Beyond Magenta

By Melissa Bollow Tempel

Beyond Magenta: Transgender Teens Speak Out
Words and photographs by Susan Kuklin
(Candlewick Press, 2014)

“You have got to come out here and see this!” That’s how a transgender student was introduced to her homeroom teacher at a high school in my district. When I heard the story from a friend, it brought me almost to tears. How could one human being refer to another with such disrespect? Unfortunately, this is the awful reality for far too many trans youth in our schools.

Susan Kuklin first caught my attention a few years ago when I was browsing at the public library. Her book Families includes oral interviews and photographs of biracial families, families with divorced parents, gay and lesbian families with children. (See “Disarming the Nuclear Family,” by Willow McCormick, summer 2014.) Although Families does not include all the kinds of families in my large urban district (e.g., blended families, extended families, or children living with other guardians), we have had great conversations about the book in my early elementary classrooms. A year later, when I was leading professional development workshops on gender and sexuality, a colleague pointed me to Beyond Magenta: Transgender Teens Speak Out.

The award-winning Beyond Magenta is for youth, parents, and educators. It illuminates the lives of transgender and questioning teens and their parents through photos and interviews. First we meet Jesse, who shares photos of himself as a child named Jessica, as a high school student, and then through his transition. Jesse’s story is positive: His family has accepted him and he is in a happy relationship.

Christina describes her more difficult transition from male to female. Christina’s mother, who is also interviewed, warns readers: “Don’t say horrible things to your child. That will haunt me till the day I die.”

Mariah was moved between foster homes, treatment centers, hospitals, and a psychiatric center. Nat is an intersex youth whose struggle with identity led to serious depression.

Then there is Cameron, who explains: “Gender is one variable in a person’s identity, and sexual orientation is another variable. The two are not connected. Being trans is not the next step to being gay. They are similar in that they are both breaking gender rules. I like to think that’s obvious, but I guess it’s not.” Cameron, who uses the pronoun they, describes themself as pansexual — “I like people regardless of gender” — and their style as “gender fuck” — “blending stuff, having something girl and something boy and something neither.”

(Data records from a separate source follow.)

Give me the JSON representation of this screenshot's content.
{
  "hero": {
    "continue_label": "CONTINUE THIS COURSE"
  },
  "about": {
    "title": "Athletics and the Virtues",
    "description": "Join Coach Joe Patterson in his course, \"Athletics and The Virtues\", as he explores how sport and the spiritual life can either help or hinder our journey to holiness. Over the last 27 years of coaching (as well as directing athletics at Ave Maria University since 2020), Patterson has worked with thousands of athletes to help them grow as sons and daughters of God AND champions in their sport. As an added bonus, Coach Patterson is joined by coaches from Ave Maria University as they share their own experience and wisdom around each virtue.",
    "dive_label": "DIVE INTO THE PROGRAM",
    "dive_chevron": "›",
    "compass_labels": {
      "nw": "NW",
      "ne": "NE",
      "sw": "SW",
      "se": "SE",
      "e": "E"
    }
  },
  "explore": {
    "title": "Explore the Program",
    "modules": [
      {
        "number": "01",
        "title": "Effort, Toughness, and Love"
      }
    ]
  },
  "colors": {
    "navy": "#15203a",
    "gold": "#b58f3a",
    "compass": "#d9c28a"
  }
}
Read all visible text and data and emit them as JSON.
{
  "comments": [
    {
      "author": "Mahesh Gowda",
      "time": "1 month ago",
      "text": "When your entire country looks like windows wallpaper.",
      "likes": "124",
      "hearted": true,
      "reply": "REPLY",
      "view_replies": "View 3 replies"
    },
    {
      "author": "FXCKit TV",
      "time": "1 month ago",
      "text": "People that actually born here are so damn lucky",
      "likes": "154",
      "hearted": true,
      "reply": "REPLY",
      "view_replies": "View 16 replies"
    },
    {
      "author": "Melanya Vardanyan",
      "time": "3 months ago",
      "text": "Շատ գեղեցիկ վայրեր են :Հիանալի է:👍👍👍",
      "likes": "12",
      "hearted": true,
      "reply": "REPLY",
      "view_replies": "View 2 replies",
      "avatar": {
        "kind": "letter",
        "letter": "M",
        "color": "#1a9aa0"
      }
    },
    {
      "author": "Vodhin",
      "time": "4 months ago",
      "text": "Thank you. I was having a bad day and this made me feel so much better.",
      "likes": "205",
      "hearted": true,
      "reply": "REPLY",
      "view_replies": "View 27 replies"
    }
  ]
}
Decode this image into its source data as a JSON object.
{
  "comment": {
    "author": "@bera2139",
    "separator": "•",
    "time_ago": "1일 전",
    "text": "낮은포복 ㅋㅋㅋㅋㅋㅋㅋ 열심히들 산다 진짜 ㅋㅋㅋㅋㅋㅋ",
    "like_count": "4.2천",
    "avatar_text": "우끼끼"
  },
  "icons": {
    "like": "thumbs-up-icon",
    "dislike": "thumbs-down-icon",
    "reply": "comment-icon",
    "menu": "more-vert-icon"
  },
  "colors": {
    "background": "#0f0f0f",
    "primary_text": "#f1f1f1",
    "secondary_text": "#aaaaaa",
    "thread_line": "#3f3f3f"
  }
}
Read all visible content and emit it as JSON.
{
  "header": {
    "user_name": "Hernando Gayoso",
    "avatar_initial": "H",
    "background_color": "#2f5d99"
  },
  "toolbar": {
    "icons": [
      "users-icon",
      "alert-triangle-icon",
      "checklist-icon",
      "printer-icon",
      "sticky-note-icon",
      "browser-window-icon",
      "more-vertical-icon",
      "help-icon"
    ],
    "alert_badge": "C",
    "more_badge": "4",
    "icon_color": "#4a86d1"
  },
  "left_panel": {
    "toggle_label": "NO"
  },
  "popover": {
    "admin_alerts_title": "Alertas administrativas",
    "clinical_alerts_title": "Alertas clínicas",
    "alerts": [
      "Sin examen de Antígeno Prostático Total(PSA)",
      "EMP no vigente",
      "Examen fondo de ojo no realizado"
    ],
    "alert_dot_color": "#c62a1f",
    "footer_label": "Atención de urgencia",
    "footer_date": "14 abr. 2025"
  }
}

The individuality of the youth voices in Beyond Magenta makes it clear that we cannot assume that all transgender teens share the same experience. Each person’s story is unique.

Beyond Magenta includes a glossary and resources. In the question and answer section, Manel Silva, former clinical director of Health Outreach to Teens at the Callen-Lorde Community Health Center in New York City, addresses questions about the transition process.

Kuklin has written a book that is easily accessible to teens and adults. Although it will serve as a comfort for trans and questioning youth, Kuklin asks us to think about what the information means to the rest of us: “Once we get to know individuals who may be different from ourselves, it is less likely we will be wary of them. And maybe, just maybe, we will learn a little bit about ourselves.”

Melissa Bollow Tempel serves 2nd and 3rd graders and their families in a Milwaukee Public Schools bilingual classroom. She is one of the editors of the upcoming book Rethinking Sexism, Gender and Sexuality.